[THE TASK]: Scan the entries below. Report each line where the string "minimum" occurs.

(Items from an interface collection)
==========
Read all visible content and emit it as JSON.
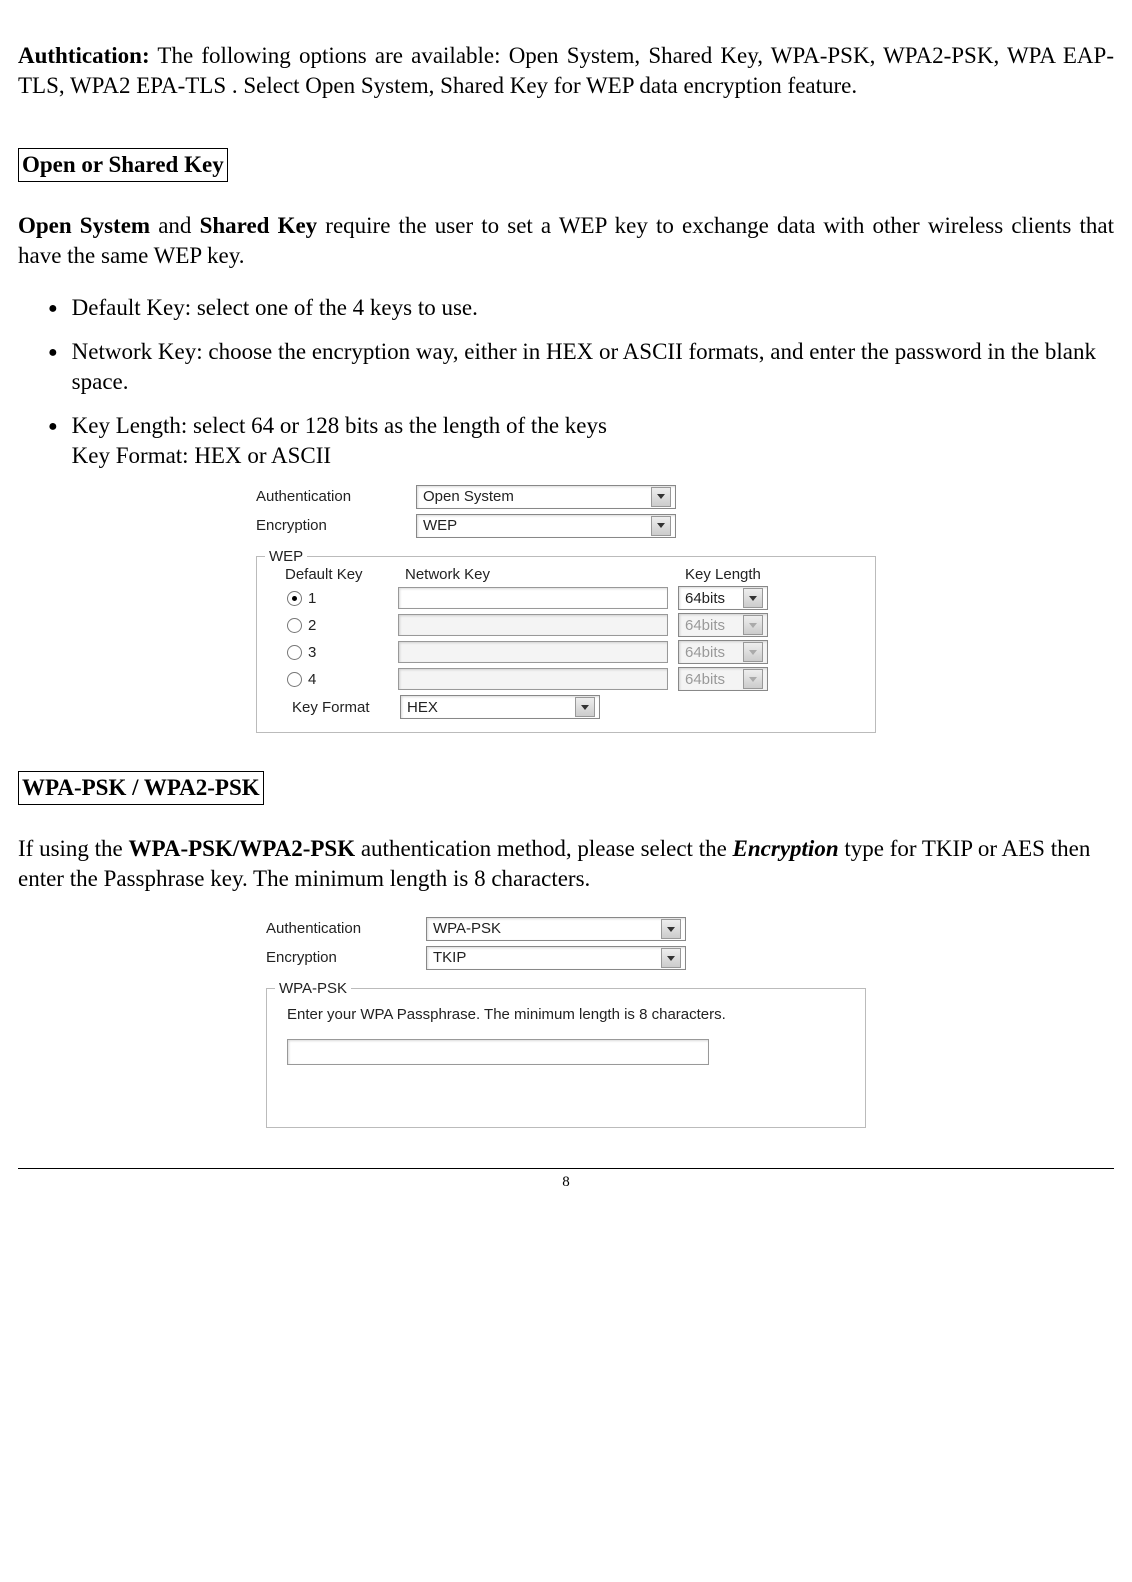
{
  "intro": {
    "label": "Authtication:",
    "text": " The following options are available: Open System, Shared Key, WPA-PSK, WPA2-PSK, WPA EAP-TLS, WPA2 EPA-TLS .  Select Open System, Shared Key for WEP data encryption feature."
  },
  "section1": {
    "title": "Open or Shared Key",
    "p_bold1": "Open System",
    "p_mid": " and ",
    "p_bold2": "Shared Key",
    "p_rest": " require the user to set a WEP key to exchange data with other wireless clients that have the same WEP key.",
    "bullets": [
      {
        "text": "Default Key: select one of the 4 keys to use."
      },
      {
        "text": "Network Key: choose the encryption way, either in HEX or ASCII formats, and enter the password in the blank space."
      },
      {
        "text": "Key Length: select 64 or 128 bits as the length of the keys",
        "sub": "Key Format: HEX or ASCII"
      }
    ]
  },
  "panel1": {
    "auth_label": "Authentication",
    "auth_value": "Open System",
    "enc_label": "Encryption",
    "enc_value": "WEP",
    "wep_legend": "WEP",
    "hdr_default": "Default Key",
    "hdr_network": "Network Key",
    "hdr_length": "Key Length",
    "keys": [
      {
        "num": "1",
        "len": "64bits",
        "checked": true,
        "enabled": true
      },
      {
        "num": "2",
        "len": "64bits",
        "checked": false,
        "enabled": false
      },
      {
        "num": "3",
        "len": "64bits",
        "checked": false,
        "enabled": false
      },
      {
        "num": "4",
        "len": "64bits",
        "checked": false,
        "enabled": false
      }
    ],
    "keyformat_label": "Key Format",
    "keyformat_value": "HEX"
  },
  "section2": {
    "title": "WPA-PSK / WPA2-PSK",
    "p_pre": "If using the ",
    "p_bold": "WPA-PSK/WPA2-PSK",
    "p_mid": " authentication method, please select the ",
    "p_italic": "Encryption",
    "p_rest": " type for TKIP or AES then enter the Passphrase key. The minimum length is 8 characters."
  },
  "panel2": {
    "auth_label": "Authentication",
    "auth_value": "WPA-PSK",
    "enc_label": "Encryption",
    "enc_value": "TKIP",
    "legend": "WPA-PSK",
    "instruction": "Enter your WPA Passphrase.  The minimum length is 8 characters."
  },
  "page_number": "8"
}
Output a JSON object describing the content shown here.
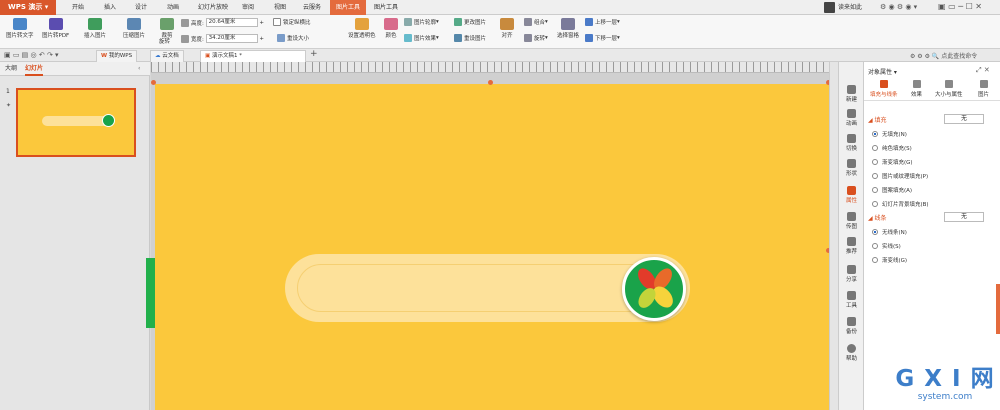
{
  "menubar": {
    "app_name": "WPS 演示",
    "tabs": [
      "开始",
      "插入",
      "设计",
      "动画",
      "幻灯片放映",
      "审阅",
      "视图",
      "云服务",
      "图片工具",
      "图片工具"
    ],
    "user": "读来如此",
    "active_tab": "图片工具"
  },
  "ribbon": {
    "pic_to_text": "图片转文字",
    "pic_to_pdf": "图片转PDF",
    "insert_pic": "插入图片",
    "compress": "压缩图片",
    "crop": "裁剪",
    "rotate": "旋转",
    "height_label": "高度:",
    "height_value": "20.64厘米",
    "width_label": "宽度:",
    "width_value": "34.20厘米",
    "lock_ratio": "锁定纵横比",
    "reset_size": "重设大小",
    "set_transparent": "设置透明色",
    "color": "颜色",
    "pic_outline": "图片轮廓",
    "pic_effect": "图片效果",
    "change_pic": "更改图片",
    "reset_pic": "重设图片",
    "align": "对齐",
    "combine": "组合",
    "rotate2": "旋转",
    "select_pane": "选择窗格",
    "bring_forward": "上移一层",
    "send_backward": "下移一层"
  },
  "tabbar": {
    "my_wps": "我的WPS",
    "cloud_doc": "云文档",
    "doc_name": "演示文稿1 *",
    "search": "点此查找命令"
  },
  "left_pane": {
    "outline_tab": "大纲",
    "slides_tab": "幻灯片",
    "slide_number": "1"
  },
  "sidebar": [
    "新建",
    "动画",
    "切换",
    "形状",
    "属性",
    "传图",
    "推荐",
    "分享",
    "工具",
    "备份",
    "帮助"
  ],
  "props": {
    "title": "对象属性",
    "tabs": [
      "填充与线条",
      "效果",
      "大小与属性",
      "图片"
    ],
    "fill_header": "填充",
    "fill_value": "无",
    "fill_options": [
      "无填充(N)",
      "纯色填充(S)",
      "渐变填充(G)",
      "图片或纹理填充(P)",
      "图案填充(A)",
      "幻灯片背景填充(B)"
    ],
    "line_header": "线条",
    "line_value": "无",
    "line_options": [
      "无线条(N)",
      "实线(S)",
      "渐变线(G)"
    ]
  },
  "watermark": {
    "logo": "G X I 网",
    "domain": "system.com"
  },
  "colors": {
    "accent": "#e46b3d",
    "slide_bg": "#fbc83c",
    "pill": "#fde19a",
    "icon_green": "#1aa34a"
  }
}
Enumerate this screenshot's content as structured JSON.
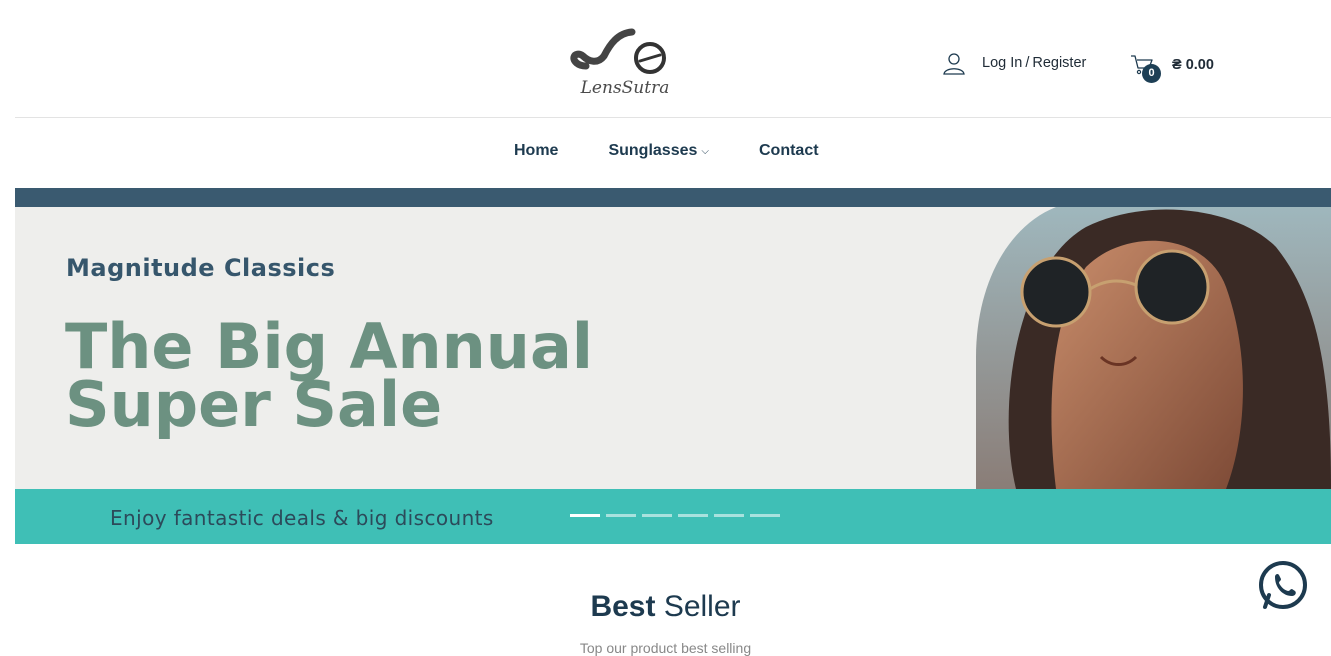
{
  "header": {
    "logo_text": "LensSutra",
    "account": {
      "icon": "user-icon",
      "login_label": "Log In",
      "separator": "/",
      "register_label": "Register"
    },
    "cart": {
      "icon": "cart-icon",
      "count": "0",
      "total": "₴ 0.00"
    }
  },
  "nav": {
    "items": [
      {
        "label": "Home"
      },
      {
        "label": "Sunglasses",
        "dropdown": true
      },
      {
        "label": "Contact"
      }
    ]
  },
  "banner": {
    "eyebrow": "Magnitude Classics",
    "headline_line1": "The Big Annual",
    "headline_line2": "Super Sale",
    "tagline": "Enjoy fantastic deals & big discounts",
    "slides": 6,
    "active_slide": 1,
    "colors": {
      "strip": "#3a5a70",
      "band": "#3fbfb6",
      "headline": "#6c9181"
    }
  },
  "best_seller": {
    "title_strong": "Best",
    "title_rest": " Seller",
    "subtitle": "Top our product best selling"
  },
  "floating": {
    "icon": "whatsapp-icon"
  }
}
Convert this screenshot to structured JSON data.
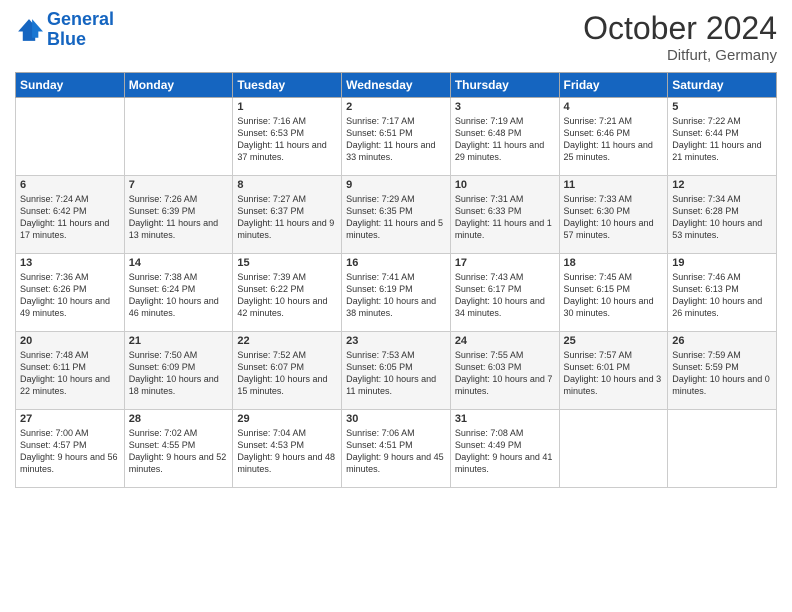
{
  "header": {
    "logo_line1": "General",
    "logo_line2": "Blue",
    "month": "October 2024",
    "location": "Ditfurt, Germany"
  },
  "weekdays": [
    "Sunday",
    "Monday",
    "Tuesday",
    "Wednesday",
    "Thursday",
    "Friday",
    "Saturday"
  ],
  "weeks": [
    [
      {
        "day": "",
        "content": ""
      },
      {
        "day": "",
        "content": ""
      },
      {
        "day": "1",
        "content": "Sunrise: 7:16 AM\nSunset: 6:53 PM\nDaylight: 11 hours and 37 minutes."
      },
      {
        "day": "2",
        "content": "Sunrise: 7:17 AM\nSunset: 6:51 PM\nDaylight: 11 hours and 33 minutes."
      },
      {
        "day": "3",
        "content": "Sunrise: 7:19 AM\nSunset: 6:48 PM\nDaylight: 11 hours and 29 minutes."
      },
      {
        "day": "4",
        "content": "Sunrise: 7:21 AM\nSunset: 6:46 PM\nDaylight: 11 hours and 25 minutes."
      },
      {
        "day": "5",
        "content": "Sunrise: 7:22 AM\nSunset: 6:44 PM\nDaylight: 11 hours and 21 minutes."
      }
    ],
    [
      {
        "day": "6",
        "content": "Sunrise: 7:24 AM\nSunset: 6:42 PM\nDaylight: 11 hours and 17 minutes."
      },
      {
        "day": "7",
        "content": "Sunrise: 7:26 AM\nSunset: 6:39 PM\nDaylight: 11 hours and 13 minutes."
      },
      {
        "day": "8",
        "content": "Sunrise: 7:27 AM\nSunset: 6:37 PM\nDaylight: 11 hours and 9 minutes."
      },
      {
        "day": "9",
        "content": "Sunrise: 7:29 AM\nSunset: 6:35 PM\nDaylight: 11 hours and 5 minutes."
      },
      {
        "day": "10",
        "content": "Sunrise: 7:31 AM\nSunset: 6:33 PM\nDaylight: 11 hours and 1 minute."
      },
      {
        "day": "11",
        "content": "Sunrise: 7:33 AM\nSunset: 6:30 PM\nDaylight: 10 hours and 57 minutes."
      },
      {
        "day": "12",
        "content": "Sunrise: 7:34 AM\nSunset: 6:28 PM\nDaylight: 10 hours and 53 minutes."
      }
    ],
    [
      {
        "day": "13",
        "content": "Sunrise: 7:36 AM\nSunset: 6:26 PM\nDaylight: 10 hours and 49 minutes."
      },
      {
        "day": "14",
        "content": "Sunrise: 7:38 AM\nSunset: 6:24 PM\nDaylight: 10 hours and 46 minutes."
      },
      {
        "day": "15",
        "content": "Sunrise: 7:39 AM\nSunset: 6:22 PM\nDaylight: 10 hours and 42 minutes."
      },
      {
        "day": "16",
        "content": "Sunrise: 7:41 AM\nSunset: 6:19 PM\nDaylight: 10 hours and 38 minutes."
      },
      {
        "day": "17",
        "content": "Sunrise: 7:43 AM\nSunset: 6:17 PM\nDaylight: 10 hours and 34 minutes."
      },
      {
        "day": "18",
        "content": "Sunrise: 7:45 AM\nSunset: 6:15 PM\nDaylight: 10 hours and 30 minutes."
      },
      {
        "day": "19",
        "content": "Sunrise: 7:46 AM\nSunset: 6:13 PM\nDaylight: 10 hours and 26 minutes."
      }
    ],
    [
      {
        "day": "20",
        "content": "Sunrise: 7:48 AM\nSunset: 6:11 PM\nDaylight: 10 hours and 22 minutes."
      },
      {
        "day": "21",
        "content": "Sunrise: 7:50 AM\nSunset: 6:09 PM\nDaylight: 10 hours and 18 minutes."
      },
      {
        "day": "22",
        "content": "Sunrise: 7:52 AM\nSunset: 6:07 PM\nDaylight: 10 hours and 15 minutes."
      },
      {
        "day": "23",
        "content": "Sunrise: 7:53 AM\nSunset: 6:05 PM\nDaylight: 10 hours and 11 minutes."
      },
      {
        "day": "24",
        "content": "Sunrise: 7:55 AM\nSunset: 6:03 PM\nDaylight: 10 hours and 7 minutes."
      },
      {
        "day": "25",
        "content": "Sunrise: 7:57 AM\nSunset: 6:01 PM\nDaylight: 10 hours and 3 minutes."
      },
      {
        "day": "26",
        "content": "Sunrise: 7:59 AM\nSunset: 5:59 PM\nDaylight: 10 hours and 0 minutes."
      }
    ],
    [
      {
        "day": "27",
        "content": "Sunrise: 7:00 AM\nSunset: 4:57 PM\nDaylight: 9 hours and 56 minutes."
      },
      {
        "day": "28",
        "content": "Sunrise: 7:02 AM\nSunset: 4:55 PM\nDaylight: 9 hours and 52 minutes."
      },
      {
        "day": "29",
        "content": "Sunrise: 7:04 AM\nSunset: 4:53 PM\nDaylight: 9 hours and 48 minutes."
      },
      {
        "day": "30",
        "content": "Sunrise: 7:06 AM\nSunset: 4:51 PM\nDaylight: 9 hours and 45 minutes."
      },
      {
        "day": "31",
        "content": "Sunrise: 7:08 AM\nSunset: 4:49 PM\nDaylight: 9 hours and 41 minutes."
      },
      {
        "day": "",
        "content": ""
      },
      {
        "day": "",
        "content": ""
      }
    ]
  ]
}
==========
[TASK SOLUTION]:
    "p_rest": " type for TKIP or AES then enter the Passphrase key. The minimum length is 8 characters."
    "instruction": "Enter your WPA Passphrase.  The minimum length is 8 characters."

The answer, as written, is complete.